Karen Joynt Maddox’s career as a health policy researcher sparked from an initial interest to affect change in the world around her. Today, Joynt Maddox, MD, MPH, associate professor with the Cardiovascular Division and Co-Director of the Center for Health Economics and Policy at the Institute for Public Health at Washington University, is doing just that, helping to define, educate and develop health policy and equity through research.
After completing her undergraduate degree in education policy, Joynt Maddox pivoted and headed to medical school. And, it was there while rounding on the wards that she soon realized that she was doing policy yet again. “When I was talking to patients I realized there is a complex interplay between social risk, economic opportunity, and health … all these bigger picture things can influence a patient’s outcome,” remembers Joynt Maddox. “It was then that I understood how much policy was really driving people’s health.”
Medical school was followed by internal medicine residency and a cardiology fellowship. During fellowship, Joynt Maddox pursued a Master of Public Health degree and training in health policy research before joining academic medicine in a faculty role in 2011.
Three years later, an unexpected opportunity arose to take a role with the US Department of Health and Human Services, working on the intersection of health policy and social determinants. This broad range of experience helped Joynt Maddox solidify her health policy focus. “I got to see firsthand how health policy can make an impact on patients, which is why we are here in the first place.”
For the last four years, Joynt Maddox has been at Washington University, still researching how health policy impacts peoples’ lives. She feels that more professionals with a clinical perspective need to be involved in the discussions around health policy, and finds that interest among clinicians is growing.
From her mentoring work within the department, Joynt Maddox sees that health policy and public health are much more front of mind, particularly among trainees considering how to combine an academic career with an interest in health policy and equity. “A lot of medical students come to me asking whether it is possible to do health policy and equity work as a career. They come to medical school knowing they care about these issues, but not knowing how to turn those interests into a career pathway.”

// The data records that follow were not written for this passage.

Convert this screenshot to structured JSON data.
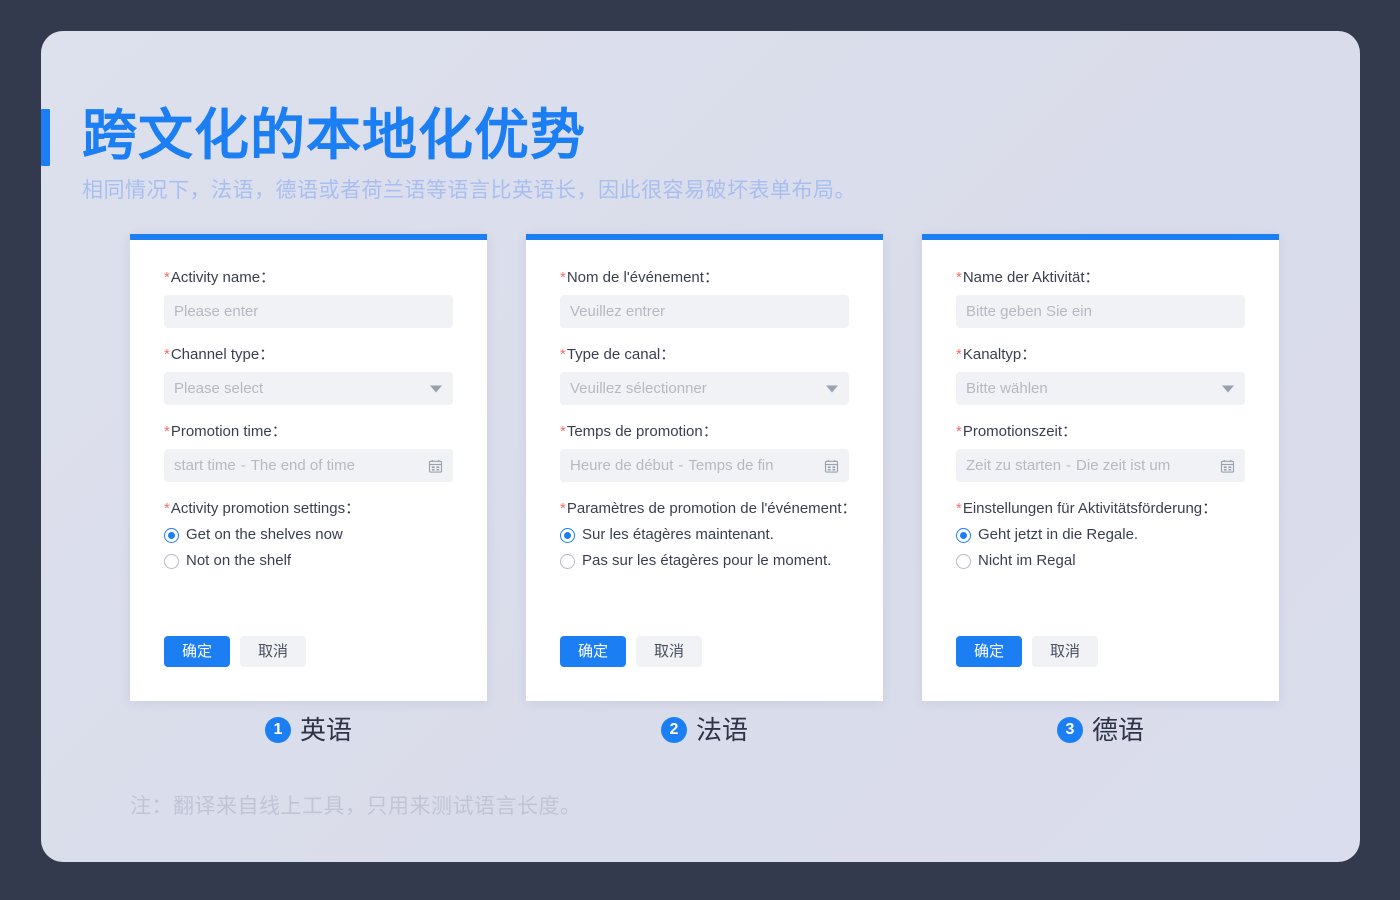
{
  "header": {
    "title": "跨文化的本地化优势",
    "subtitle": "相同情况下，法语，德语或者荷兰语等语言比英语长，因此很容易破坏表单布局。",
    "accent_color": "#1c7ef3",
    "subtitle_color": "#a9bef0"
  },
  "footer": {
    "note": "注：翻译来自线上工具，只用来测试语言长度。"
  },
  "common": {
    "required_star": "*",
    "date_dash": "-",
    "confirm_label": "确定",
    "cancel_label": "取消",
    "primary_color": "#1c7ef3",
    "input_bg": "#f0f2f5",
    "card_bg": "#ffffff",
    "panel_bg": "#dcdfec",
    "page_bg": "#333a4d"
  },
  "cards": [
    {
      "index": "1",
      "caption": "英语",
      "name_label": "Activity name：",
      "name_placeholder": "Please enter",
      "channel_label": "Channel type：",
      "channel_placeholder": "Please select",
      "time_label": "Promotion time：",
      "time_start_placeholder": "start time",
      "time_end_placeholder": "The end of time",
      "promo_label": "Activity promotion settings：",
      "radio_on": "Get on the shelves now",
      "radio_off": "Not on the shelf",
      "confirm_label": "确定",
      "cancel_label": "取消"
    },
    {
      "index": "2",
      "caption": "法语",
      "name_label": "Nom de l'événement：",
      "name_placeholder": "Veuillez entrer",
      "channel_label": "Type de canal：",
      "channel_placeholder": "Veuillez sélectionner",
      "time_label": "Temps de promotion：",
      "time_start_placeholder": "Heure de début",
      "time_end_placeholder": "Temps de fin",
      "promo_label": "Paramètres de promotion de l'événement：",
      "radio_on": "Sur les étagères maintenant.",
      "radio_off": "Pas sur les étagères pour le moment.",
      "confirm_label": "确定",
      "cancel_label": "取消"
    },
    {
      "index": "3",
      "caption": "德语",
      "name_label": "Name der Aktivität：",
      "name_placeholder": "Bitte geben Sie ein",
      "channel_label": "Kanaltyp：",
      "channel_placeholder": "Bitte wählen",
      "time_label": "Promotionszeit：",
      "time_start_placeholder": "Zeit zu starten",
      "time_end_placeholder": "Die zeit ist um",
      "promo_label": "Einstellungen für Aktivitätsförderung：",
      "radio_on": "Geht jetzt in die Regale.",
      "radio_off": "Nicht im Regal",
      "confirm_label": "确定",
      "cancel_label": "取消"
    }
  ]
}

While at WashU, Joynt Maddox has been an active mentor to many students and trainees. Former clinical cardiology fellow and current faculty member, Gmerice Hammond, MD, MPH worked with Joynt Maddox for two years as part of a cardiovascular health policy research fellowship, during which her focus was the intersection of racial equity and health policy. Together they published “A Theoretical Framework for Clinical Implementation of Social Determinants of Health” in the October 2019 issue of JAMA Cardiology on the need to address social determinants of health to reduce racial health care inequities and improve population health.
Much of Joynt Maddox’s research over the years has focused on improving the measurement of the quality and efficiency of physicians, hospitals, and health systems; understanding the impact of policy interventions on health care, with a focus on value-based and alternative payment models; and reducing disparities in care, with a focus on vulnerable populations including racial and ethnic minorities, individuals living in poverty, individuals with disabilities, frail elders, and those in rural areas. Her research specific to rural populations and stroke risk was featured recently in the documentary “Bridging the Great Health Divide”. In the film, Joynt Maddox weighs in on the growing fatalities from stroke and the lack of access to emergency and preventative care in rural areas.

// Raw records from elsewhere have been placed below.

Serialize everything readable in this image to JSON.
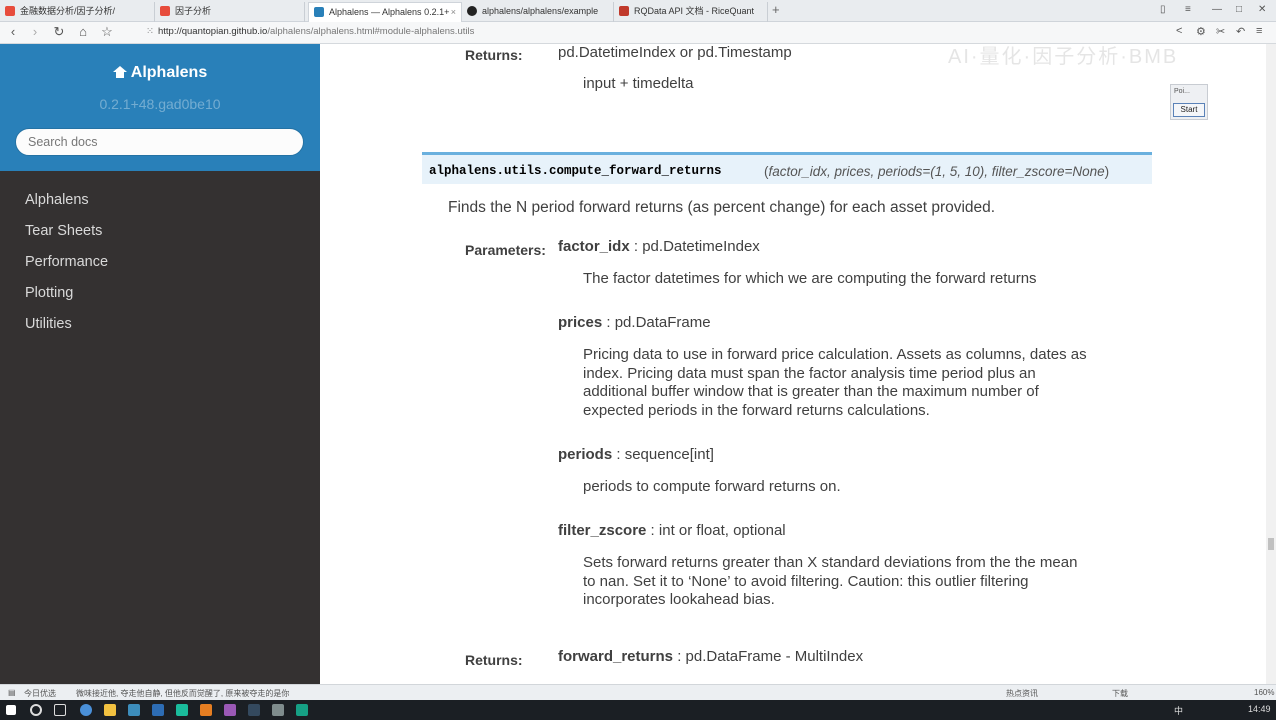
{
  "browser": {
    "tabs": [
      {
        "label": "金融数据分析/因子分析/",
        "color": "#e74c3c"
      },
      {
        "label": "因子分析",
        "color": "#e74c3c"
      },
      {
        "label": "Alphalens — Alphalens 0.2.1+",
        "color": "#2980b9"
      },
      {
        "label": "alphalens/alphalens/example",
        "color": "#222222"
      },
      {
        "label": "RQData API 文档 - RiceQuant",
        "color": "#c0392b"
      }
    ],
    "url_prefix": "http://",
    "url_host": "quantopian.github.io",
    "url_path": "/alphalens/alphalens.html#module-alphalens.utils"
  },
  "sidebar": {
    "title": "Alphalens",
    "version": "0.2.1+48.gad0be10",
    "search_placeholder": "Search docs",
    "items": [
      "Alphalens",
      "Tear Sheets",
      "Performance",
      "Plotting",
      "Utilities"
    ]
  },
  "prev_returns": {
    "label": "Returns:",
    "type": "pd.DatetimeIndex or pd.Timestamp",
    "desc": "input + timedelta"
  },
  "function": {
    "name": "alphalens.utils.compute_forward_returns",
    "args": "factor_idx, prices, periods=(1, 5, 10), filter_zscore=None",
    "open_paren": "(",
    "close_paren": ")",
    "summary": "Finds the N period forward returns (as percent change) for each asset provided.",
    "parameters_label": "Parameters:",
    "params": [
      {
        "name": "factor_idx",
        "sep": " : ",
        "type": "pd.DatetimeIndex",
        "desc": [
          "The factor datetimes for which we are computing the forward returns"
        ]
      },
      {
        "name": "prices",
        "sep": " : ",
        "type": "pd.DataFrame",
        "desc": [
          "Pricing data to use in forward price calculation. Assets as columns, dates as",
          "index. Pricing data must span the factor analysis time period plus an",
          "additional buffer window that is greater than the maximum number of",
          "expected periods in the forward returns calculations."
        ]
      },
      {
        "name": "periods",
        "sep": " : ",
        "type": "sequence[int]",
        "desc": [
          "periods to compute forward returns on."
        ]
      },
      {
        "name": "filter_zscore",
        "sep": " : ",
        "type": "int or float, optional",
        "desc": [
          "Sets forward returns greater than X standard deviations from the the mean",
          "to nan. Set it to ‘None’ to avoid filtering. Caution: this outlier filtering",
          "incorporates lookahead bias."
        ]
      }
    ],
    "returns_label": "Returns:",
    "returns_name": "forward_returns",
    "returns_sep": " : ",
    "returns_type": "pd.DataFrame - MultiIndex"
  },
  "mini_widget": {
    "label": "Poi...",
    "button": "Start"
  },
  "statusbar": {
    "left1": "今日优选",
    "left2": "微味接近他, 夺走他自静, 但他反而觉醒了, 原来被夺走的是你",
    "right1": "热点资讯",
    "right2": "下载",
    "zoom": "160%"
  },
  "taskbar": {
    "time": "14:49",
    "ime": "中"
  }
}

Since the pandemic began, her research has expanded to focus on health disparities in relation to COVID, with a particular focus on the effects of the disruption COVID has caused in usual health care delivery. In May 2021, she was the senior researcher on a study entitled “Racial and Ethnic Disparities in Heart and Cerebrovascular Disease Deaths during the COVID-19 Pandemic in the United States” published in the journal Circulation. The research concluded that during the COVID-19 pandemic, Black, Hispanic, and Asian populations experienced a disproportionate rise in deaths caused by heart disease and cerebrovascular disease, suggesting that these groups have been most impacted by the indirect effects of the pandemic.
The spillover effects of COVID have highlighted major weaknesses in our health care safety net. We need to have a better understanding of those effects, how they have impacted vulnerable populations, and what mitigation strategies will be most effective to reduce inequities in the future.Karen Joynt Maddox, MD, MPH, Associate Professor of Medicine, Cardiovascular Division and Co-Director of the Center for Health Economics and Policy at the Institute for Public Health at Washington University
Research on the horizon for Joynt Maddox includes studying the effects of COVID’s nursing home “lockdowns” on socially vulnerable older adults living in long-term care, as well as examining differences in the way COVID disrupted health care for people living in rural versus urban areas. In the long term, she hopes to identify the ways COVID’s “spillover” effects could widen inequities in cardiovascular and cerebrovascular disease well after COVID-19 is under control.
According to Joynt Maddox, “The spillover effects of COVID have highlighted major weaknesses in our health care safety net. We need to have a better understanding of those effects, how they have impacted vulnerable populations, and what mitigation strategies will be most effective to reduce inequities in the future.”